▶ DATA PROVIDED
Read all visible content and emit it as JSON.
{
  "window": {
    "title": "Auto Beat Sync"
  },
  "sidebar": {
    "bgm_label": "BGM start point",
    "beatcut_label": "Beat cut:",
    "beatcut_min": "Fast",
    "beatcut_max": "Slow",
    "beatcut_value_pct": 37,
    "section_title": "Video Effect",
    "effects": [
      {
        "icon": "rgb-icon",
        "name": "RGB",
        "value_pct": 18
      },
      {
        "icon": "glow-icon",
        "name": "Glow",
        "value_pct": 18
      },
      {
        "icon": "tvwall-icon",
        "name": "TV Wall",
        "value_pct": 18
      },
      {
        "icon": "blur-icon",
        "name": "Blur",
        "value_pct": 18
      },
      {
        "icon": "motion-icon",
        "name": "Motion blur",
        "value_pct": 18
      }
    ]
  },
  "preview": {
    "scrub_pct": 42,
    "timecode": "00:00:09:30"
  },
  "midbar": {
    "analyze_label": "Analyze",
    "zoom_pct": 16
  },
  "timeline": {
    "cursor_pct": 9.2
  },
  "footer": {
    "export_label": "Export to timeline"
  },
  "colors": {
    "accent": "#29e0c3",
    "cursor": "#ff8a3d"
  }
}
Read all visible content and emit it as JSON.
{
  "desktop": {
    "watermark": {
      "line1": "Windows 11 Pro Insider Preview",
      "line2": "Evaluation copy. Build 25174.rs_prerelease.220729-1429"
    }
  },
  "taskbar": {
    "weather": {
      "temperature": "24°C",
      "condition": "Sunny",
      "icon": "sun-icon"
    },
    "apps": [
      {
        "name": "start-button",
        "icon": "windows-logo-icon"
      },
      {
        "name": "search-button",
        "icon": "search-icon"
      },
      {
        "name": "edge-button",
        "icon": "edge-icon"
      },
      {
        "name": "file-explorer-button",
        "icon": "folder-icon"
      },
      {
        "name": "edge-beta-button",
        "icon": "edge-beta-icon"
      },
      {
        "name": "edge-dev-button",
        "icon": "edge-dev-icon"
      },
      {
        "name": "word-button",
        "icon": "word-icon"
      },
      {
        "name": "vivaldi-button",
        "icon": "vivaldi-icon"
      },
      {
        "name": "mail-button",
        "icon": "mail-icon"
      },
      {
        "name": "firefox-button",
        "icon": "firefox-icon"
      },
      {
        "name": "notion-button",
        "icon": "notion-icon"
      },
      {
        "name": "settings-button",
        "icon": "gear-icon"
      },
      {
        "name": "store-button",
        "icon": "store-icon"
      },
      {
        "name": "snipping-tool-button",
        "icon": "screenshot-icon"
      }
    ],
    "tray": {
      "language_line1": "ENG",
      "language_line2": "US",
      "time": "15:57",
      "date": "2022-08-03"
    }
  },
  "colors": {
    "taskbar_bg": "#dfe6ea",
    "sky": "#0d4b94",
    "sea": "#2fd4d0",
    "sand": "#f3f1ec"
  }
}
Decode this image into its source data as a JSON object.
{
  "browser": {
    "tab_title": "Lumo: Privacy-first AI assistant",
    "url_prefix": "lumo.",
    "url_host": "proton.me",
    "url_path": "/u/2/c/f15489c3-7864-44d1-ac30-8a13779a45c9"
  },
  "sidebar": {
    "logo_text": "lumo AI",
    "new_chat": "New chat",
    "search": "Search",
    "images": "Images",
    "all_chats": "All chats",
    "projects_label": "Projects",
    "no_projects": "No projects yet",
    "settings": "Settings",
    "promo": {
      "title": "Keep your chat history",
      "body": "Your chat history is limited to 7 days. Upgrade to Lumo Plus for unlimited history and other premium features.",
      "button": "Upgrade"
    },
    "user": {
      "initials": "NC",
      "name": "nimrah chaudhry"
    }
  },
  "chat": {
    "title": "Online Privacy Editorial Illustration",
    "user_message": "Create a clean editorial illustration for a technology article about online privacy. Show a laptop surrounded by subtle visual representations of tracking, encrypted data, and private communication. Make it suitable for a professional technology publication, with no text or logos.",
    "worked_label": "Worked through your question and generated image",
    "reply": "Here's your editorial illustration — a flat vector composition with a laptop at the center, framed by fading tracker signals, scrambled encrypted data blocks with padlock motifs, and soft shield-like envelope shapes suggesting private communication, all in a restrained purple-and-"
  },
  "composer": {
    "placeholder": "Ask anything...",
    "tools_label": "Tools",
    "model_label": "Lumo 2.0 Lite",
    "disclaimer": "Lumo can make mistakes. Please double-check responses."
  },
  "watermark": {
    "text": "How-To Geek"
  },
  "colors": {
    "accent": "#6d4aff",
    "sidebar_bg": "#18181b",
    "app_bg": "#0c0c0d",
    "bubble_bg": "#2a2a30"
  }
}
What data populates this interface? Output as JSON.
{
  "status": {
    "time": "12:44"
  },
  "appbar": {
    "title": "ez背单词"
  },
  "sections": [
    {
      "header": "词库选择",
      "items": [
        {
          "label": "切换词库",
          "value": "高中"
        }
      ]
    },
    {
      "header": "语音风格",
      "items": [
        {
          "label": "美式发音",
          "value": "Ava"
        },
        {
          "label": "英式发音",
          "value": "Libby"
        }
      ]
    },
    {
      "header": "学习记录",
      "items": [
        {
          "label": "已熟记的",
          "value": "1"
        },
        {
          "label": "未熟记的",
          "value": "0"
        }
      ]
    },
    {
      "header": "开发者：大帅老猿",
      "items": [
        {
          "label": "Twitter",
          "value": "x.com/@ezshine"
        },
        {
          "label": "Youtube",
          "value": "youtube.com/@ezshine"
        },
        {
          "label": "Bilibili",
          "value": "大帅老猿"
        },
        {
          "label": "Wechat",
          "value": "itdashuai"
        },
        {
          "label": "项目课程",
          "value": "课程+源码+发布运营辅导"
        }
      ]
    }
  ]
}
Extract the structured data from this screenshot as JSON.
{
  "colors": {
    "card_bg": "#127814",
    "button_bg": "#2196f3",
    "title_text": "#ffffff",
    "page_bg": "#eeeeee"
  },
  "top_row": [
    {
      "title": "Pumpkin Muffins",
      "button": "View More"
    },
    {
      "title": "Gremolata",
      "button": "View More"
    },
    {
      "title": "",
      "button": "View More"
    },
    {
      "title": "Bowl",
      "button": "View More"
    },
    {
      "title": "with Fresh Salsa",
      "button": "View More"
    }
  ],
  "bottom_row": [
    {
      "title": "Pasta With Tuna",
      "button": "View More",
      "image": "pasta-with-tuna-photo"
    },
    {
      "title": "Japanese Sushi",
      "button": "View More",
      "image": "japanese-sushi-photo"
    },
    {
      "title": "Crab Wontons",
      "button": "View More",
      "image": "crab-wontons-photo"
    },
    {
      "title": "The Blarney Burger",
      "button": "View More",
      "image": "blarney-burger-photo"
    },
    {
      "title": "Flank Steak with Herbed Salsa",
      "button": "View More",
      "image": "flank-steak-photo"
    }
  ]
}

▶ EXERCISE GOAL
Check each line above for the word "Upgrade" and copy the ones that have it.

▶ ANSWER BOX
      "body": "Your chat history is limited to 7 days. Upgrade to Lumo Plus for unlimited history and other premium features.",
      "button": "Upgrade"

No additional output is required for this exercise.